Posted by: federalist | Mar 9, 2010 12:50:54 PM
What constitutes "substantial"? Let's see, perhaps 18 months is a substantial sentence for a city councilmember and congressman's wife accepting bribes, but in Texas possessing 4.6 ounces of pot for sale can get you 35 years. As sentences for nonviolent offenses go, I'd say the public corruption poses the greater societal harm, but the sentence for the pot conviction is 23+ times higher.
I know you can't compare state sentences to federal, jury sentencing to guidelines, etc., but in the big picture there's really no rhyme or reason to sentencing outcomes because there's so much discretion at different points in the system. When you pay attention over time - on this blog or to the news in general - they seem to be all over the map.
Federalist, speaking of taxing bribe money and discretion, we had a recent corruption case in TX where the D pled ONLY to not paying taxes on the bribes, not the bribes themselves, on which they've got her dead to rights.
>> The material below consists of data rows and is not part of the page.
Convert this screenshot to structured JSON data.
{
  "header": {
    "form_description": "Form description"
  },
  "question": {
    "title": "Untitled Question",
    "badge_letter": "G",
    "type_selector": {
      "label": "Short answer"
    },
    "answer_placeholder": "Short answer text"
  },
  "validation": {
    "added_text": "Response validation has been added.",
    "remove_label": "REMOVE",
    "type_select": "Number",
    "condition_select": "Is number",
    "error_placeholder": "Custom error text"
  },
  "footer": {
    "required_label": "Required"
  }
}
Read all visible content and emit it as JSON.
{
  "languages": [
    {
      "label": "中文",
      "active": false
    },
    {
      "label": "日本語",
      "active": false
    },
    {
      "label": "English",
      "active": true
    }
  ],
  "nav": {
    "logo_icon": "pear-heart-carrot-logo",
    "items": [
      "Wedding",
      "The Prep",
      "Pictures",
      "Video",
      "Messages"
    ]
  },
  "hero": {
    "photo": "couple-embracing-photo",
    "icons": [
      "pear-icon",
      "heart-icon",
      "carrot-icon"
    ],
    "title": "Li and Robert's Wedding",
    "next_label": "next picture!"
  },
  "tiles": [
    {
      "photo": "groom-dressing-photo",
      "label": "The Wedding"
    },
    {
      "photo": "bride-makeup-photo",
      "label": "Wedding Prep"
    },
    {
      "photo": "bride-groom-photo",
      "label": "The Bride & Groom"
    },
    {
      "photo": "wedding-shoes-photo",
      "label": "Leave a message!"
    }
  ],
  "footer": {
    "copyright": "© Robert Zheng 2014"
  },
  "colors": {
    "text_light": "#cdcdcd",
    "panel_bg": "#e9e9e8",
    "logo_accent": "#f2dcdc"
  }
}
Her sentencing is forthcoming.
Posted by: Gritsforbreakfast | Mar 9, 2010 1:53:21 PM
you just GOTTA love it! another nazi DA trying to use things she's not been found guilty of in a sentence hearing....from this statment i dont' think she was EVEN CHARGED of course it's pretty hard to charge her with SOMEONE else's crimes! but i'm sure if it's possible the US will figure out how!
"But they say her sentencing guidelines would be in the range of 46-57 months if she was held accountable not just for the bribes she admitted taking in connection with a city sewage sludge contract, but for $69,500 in payments she and her former chief of staff, Sam Riddle, received from various business people with matters before the Detroit City Council or the city pension fund."
Posted by: rodsmith | Mar 9, 2010 3:05:04 PM
The sentence was 37 months, which is about what I expected. The government asked for something in the 47-57 month range.
Posted by: Greg Jones | Mar 10, 2010 4:39:32 PM